Massand focused on national unity, and became involved at grassroots levels on the constitutional renewal process and the 1995 Quebec referendum. He took a stand during the Oka Crisis as well, subjecting himself to a 30-plus day hunger strike.

His political involvement also included eight failed election runs. Massand often seemed to be used as a sacrificial lamb — one of his losses came in the 2000 federal election when he ran as a Progressive Conservative candidate against the Liberals’ then-finance minister Paul Martin.

His political life ended in 2003 following differences with the Stephen Harper-led Conservatives. Massand compared politics to wrestling, describing both as volatile, pointing out how momentum and the promises from those in charge can abruptly change.

Massand’s book is an interesting read. In addition to his wrestling career, which spanned from 1971 to 1986, Massand also enjoyed acting stints in North America and Japan. But considering the many places Massand takes his reader, his book could certainly be longer than its 123 pages (not including 30 pages of correspondence included at the end). The large colour photo collection he includes in the appendix shows the reader many of the celebrity personalities Massand has met during his many callings.

He continues occasionally working in movies, scoring speaking and extra roles. Back problems, however, have slowed him down, as has muscular dystrophy, a condition doctors first detected in him in 1979.

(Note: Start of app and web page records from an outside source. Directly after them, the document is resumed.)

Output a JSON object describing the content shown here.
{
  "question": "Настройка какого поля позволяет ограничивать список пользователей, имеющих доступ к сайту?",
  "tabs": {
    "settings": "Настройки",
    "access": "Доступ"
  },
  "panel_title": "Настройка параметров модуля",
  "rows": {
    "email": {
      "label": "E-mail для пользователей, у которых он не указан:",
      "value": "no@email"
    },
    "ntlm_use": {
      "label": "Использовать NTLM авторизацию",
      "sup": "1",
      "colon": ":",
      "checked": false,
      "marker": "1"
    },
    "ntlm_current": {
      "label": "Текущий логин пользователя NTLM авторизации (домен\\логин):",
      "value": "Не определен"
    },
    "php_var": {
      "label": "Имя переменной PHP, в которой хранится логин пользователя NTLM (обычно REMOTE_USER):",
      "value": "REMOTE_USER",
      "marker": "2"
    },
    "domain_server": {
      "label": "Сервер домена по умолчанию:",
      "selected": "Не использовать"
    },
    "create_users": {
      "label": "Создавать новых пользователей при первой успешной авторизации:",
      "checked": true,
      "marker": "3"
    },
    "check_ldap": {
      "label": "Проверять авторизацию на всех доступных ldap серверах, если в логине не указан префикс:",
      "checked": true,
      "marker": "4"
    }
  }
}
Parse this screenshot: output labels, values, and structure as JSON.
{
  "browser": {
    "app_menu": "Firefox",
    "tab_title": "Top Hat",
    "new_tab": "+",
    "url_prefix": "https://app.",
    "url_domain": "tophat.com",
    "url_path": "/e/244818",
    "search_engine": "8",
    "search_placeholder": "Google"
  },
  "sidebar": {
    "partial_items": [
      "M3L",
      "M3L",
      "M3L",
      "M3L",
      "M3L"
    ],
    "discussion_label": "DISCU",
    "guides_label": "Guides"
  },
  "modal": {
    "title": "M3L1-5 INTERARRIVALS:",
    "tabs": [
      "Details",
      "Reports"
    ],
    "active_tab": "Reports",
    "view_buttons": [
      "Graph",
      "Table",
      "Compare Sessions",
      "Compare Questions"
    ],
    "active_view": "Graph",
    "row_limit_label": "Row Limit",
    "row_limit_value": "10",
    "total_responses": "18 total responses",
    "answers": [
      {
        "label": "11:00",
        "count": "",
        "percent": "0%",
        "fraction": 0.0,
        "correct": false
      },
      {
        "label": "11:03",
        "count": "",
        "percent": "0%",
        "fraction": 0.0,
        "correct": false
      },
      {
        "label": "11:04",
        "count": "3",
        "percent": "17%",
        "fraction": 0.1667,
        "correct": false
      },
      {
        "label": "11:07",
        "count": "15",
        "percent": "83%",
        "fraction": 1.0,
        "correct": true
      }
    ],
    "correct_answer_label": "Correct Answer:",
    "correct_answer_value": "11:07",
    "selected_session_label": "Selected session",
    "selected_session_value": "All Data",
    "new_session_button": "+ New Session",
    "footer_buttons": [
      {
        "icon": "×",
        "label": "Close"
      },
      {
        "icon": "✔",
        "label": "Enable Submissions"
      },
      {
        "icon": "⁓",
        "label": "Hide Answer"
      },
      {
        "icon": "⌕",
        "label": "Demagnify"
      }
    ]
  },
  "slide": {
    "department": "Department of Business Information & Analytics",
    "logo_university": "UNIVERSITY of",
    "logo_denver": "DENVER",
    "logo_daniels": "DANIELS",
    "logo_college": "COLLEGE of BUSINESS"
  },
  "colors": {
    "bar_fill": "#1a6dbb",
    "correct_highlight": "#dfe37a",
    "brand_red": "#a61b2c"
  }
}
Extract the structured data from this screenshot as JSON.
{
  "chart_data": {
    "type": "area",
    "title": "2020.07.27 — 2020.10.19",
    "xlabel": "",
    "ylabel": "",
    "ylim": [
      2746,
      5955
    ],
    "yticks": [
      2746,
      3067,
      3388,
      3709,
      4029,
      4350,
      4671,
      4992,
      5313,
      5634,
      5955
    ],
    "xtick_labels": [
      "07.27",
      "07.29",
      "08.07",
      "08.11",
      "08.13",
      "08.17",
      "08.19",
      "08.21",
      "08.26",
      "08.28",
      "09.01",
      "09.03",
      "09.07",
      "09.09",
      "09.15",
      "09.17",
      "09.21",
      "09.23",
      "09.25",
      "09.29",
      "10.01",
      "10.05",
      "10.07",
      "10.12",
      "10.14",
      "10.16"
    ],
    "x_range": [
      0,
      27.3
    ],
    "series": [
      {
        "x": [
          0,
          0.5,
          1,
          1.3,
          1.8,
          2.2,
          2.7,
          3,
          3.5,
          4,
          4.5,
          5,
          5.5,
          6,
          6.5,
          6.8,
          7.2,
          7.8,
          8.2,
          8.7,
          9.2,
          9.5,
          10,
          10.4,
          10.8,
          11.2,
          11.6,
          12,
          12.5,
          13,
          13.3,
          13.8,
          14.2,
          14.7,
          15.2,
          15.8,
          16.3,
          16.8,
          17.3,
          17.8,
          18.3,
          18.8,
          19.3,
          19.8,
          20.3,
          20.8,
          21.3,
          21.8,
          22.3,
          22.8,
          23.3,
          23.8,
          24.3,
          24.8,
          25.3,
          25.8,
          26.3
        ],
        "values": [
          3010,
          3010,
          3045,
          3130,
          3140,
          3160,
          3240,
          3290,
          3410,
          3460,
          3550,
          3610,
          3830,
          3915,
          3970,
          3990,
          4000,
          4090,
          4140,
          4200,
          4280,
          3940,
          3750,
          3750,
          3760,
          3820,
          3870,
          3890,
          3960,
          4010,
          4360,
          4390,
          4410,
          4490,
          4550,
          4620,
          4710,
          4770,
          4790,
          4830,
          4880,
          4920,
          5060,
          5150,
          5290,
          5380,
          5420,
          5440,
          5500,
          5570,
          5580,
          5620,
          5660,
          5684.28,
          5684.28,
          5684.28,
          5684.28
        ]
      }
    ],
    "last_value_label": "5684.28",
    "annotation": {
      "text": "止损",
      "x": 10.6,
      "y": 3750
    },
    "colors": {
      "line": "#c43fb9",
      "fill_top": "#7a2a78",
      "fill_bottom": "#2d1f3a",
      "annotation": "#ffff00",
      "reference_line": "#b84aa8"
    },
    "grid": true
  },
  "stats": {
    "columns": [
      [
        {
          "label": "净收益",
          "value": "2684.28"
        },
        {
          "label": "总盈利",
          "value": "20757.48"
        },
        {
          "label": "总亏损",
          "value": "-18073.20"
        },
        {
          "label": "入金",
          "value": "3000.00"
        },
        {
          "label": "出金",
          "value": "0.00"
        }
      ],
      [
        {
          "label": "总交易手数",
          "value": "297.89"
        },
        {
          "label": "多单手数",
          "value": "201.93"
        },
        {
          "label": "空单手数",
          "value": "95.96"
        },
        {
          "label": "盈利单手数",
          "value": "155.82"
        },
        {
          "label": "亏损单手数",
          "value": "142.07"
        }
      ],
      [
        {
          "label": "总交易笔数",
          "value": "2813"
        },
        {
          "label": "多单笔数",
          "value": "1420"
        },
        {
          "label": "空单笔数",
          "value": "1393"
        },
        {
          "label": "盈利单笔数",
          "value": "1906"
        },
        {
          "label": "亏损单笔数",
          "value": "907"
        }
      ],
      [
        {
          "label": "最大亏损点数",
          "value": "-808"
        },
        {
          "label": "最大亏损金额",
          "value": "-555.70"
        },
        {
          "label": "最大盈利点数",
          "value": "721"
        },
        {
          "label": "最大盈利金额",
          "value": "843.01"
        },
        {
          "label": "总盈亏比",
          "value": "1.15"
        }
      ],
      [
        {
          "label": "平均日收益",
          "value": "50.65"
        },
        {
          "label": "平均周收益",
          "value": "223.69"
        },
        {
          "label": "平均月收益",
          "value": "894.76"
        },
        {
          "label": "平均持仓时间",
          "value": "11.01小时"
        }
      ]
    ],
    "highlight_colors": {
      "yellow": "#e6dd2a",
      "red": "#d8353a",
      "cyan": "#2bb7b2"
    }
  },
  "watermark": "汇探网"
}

The masal he claims has plagued him throughout his star-crossed life continues to haunt him to this day. Even his book deal has proven unlucky, as his Indian publisher left him out of pocket and without any distribution deal.

“The masal is still on my back,” he said.